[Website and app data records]
========================================

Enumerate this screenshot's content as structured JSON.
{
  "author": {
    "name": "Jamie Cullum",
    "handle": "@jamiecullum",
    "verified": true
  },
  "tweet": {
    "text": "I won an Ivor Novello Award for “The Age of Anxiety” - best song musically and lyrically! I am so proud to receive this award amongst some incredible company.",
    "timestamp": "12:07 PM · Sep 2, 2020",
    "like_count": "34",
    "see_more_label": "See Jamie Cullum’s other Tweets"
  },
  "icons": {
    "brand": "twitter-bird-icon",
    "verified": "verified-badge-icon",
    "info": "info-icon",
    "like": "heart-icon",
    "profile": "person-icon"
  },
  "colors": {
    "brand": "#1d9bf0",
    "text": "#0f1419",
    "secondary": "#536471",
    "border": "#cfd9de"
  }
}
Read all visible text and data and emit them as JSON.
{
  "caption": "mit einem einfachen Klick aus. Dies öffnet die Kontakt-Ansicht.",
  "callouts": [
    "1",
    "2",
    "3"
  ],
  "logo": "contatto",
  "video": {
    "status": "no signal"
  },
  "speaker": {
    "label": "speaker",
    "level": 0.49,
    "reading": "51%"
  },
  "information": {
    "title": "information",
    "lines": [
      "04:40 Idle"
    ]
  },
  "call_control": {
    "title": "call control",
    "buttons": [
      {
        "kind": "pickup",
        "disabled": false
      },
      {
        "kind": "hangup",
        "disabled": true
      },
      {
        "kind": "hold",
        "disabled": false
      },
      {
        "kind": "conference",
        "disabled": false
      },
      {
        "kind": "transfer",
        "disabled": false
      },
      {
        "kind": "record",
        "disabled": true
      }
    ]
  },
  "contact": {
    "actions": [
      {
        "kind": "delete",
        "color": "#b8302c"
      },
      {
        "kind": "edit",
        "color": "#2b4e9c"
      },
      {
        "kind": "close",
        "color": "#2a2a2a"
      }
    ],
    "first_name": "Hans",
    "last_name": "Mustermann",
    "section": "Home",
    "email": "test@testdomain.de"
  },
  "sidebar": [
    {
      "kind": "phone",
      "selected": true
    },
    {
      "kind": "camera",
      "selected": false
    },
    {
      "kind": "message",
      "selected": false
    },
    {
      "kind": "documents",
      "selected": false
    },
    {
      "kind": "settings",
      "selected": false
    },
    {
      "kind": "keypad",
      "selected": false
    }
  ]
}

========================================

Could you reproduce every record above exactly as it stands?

Enumerate this screenshot's content as structured JSON.
{
  "author": {
    "name": "Jamie Cullum",
    "handle": "@jamiecullum",
    "verified": true
  },
  "tweet": {
    "text": "I won an Ivor Novello Award for “The Age of Anxiety” - best song musically and lyrically! I am so proud to receive this award amongst some incredible company.",
    "timestamp": "12:07 PM · Sep 2, 2020",
    "like_count": "34",
    "see_more_label": "See Jamie Cullum’s other Tweets"
  },
  "icons": {
    "brand": "twitter-bird-icon",
    "verified": "verified-badge-icon",
    "info": "info-icon",
    "like": "heart-icon",
    "profile": "person-icon"
  },
  "colors": {
    "brand": "#1d9bf0",
    "text": "#0f1419",
    "secondary": "#536471",
    "border": "#cfd9de"
  }
}
Read all visible text and data and emit them as JSON.
{
  "caption": "mit einem einfachen Klick aus. Dies öffnet die Kontakt-Ansicht.",
  "callouts": [
    "1",
    "2",
    "3"
  ],
  "logo": "contatto",
  "video": {
    "status": "no signal"
  },
  "speaker": {
    "label": "speaker",
    "level": 0.49,
    "reading": "51%"
  },
  "information": {
    "title": "information",
    "lines": [
      "04:40 Idle"
    ]
  },
  "call_control": {
    "title": "call control",
    "buttons": [
      {
        "kind": "pickup",
        "disabled": false
      },
      {
        "kind": "hangup",
        "disabled": true
      },
      {
        "kind": "hold",
        "disabled": false
      },
      {
        "kind": "conference",
        "disabled": false
      },
      {
        "kind": "transfer",
        "disabled": false
      },
      {
        "kind": "record",
        "disabled": true
      }
    ]
  },
  "contact": {
    "actions": [
      {
        "kind": "delete",
        "color": "#b8302c"
      },
      {
        "kind": "edit",
        "color": "#2b4e9c"
      },
      {
        "kind": "close",
        "color": "#2a2a2a"
      }
    ],
    "first_name": "Hans",
    "last_name": "Mustermann",
    "section": "Home",
    "email": "test@testdomain.de"
  },
  "sidebar": [
    {
      "kind": "phone",
      "selected": true
    },
    {
      "kind": "camera",
      "selected": false
    },
    {
      "kind": "message",
      "selected": false
    },
    {
      "kind": "documents",
      "selected": false
    },
    {
      "kind": "settings",
      "selected": false
    },
    {
      "kind": "keypad",
      "selected": false
    }
  ]
}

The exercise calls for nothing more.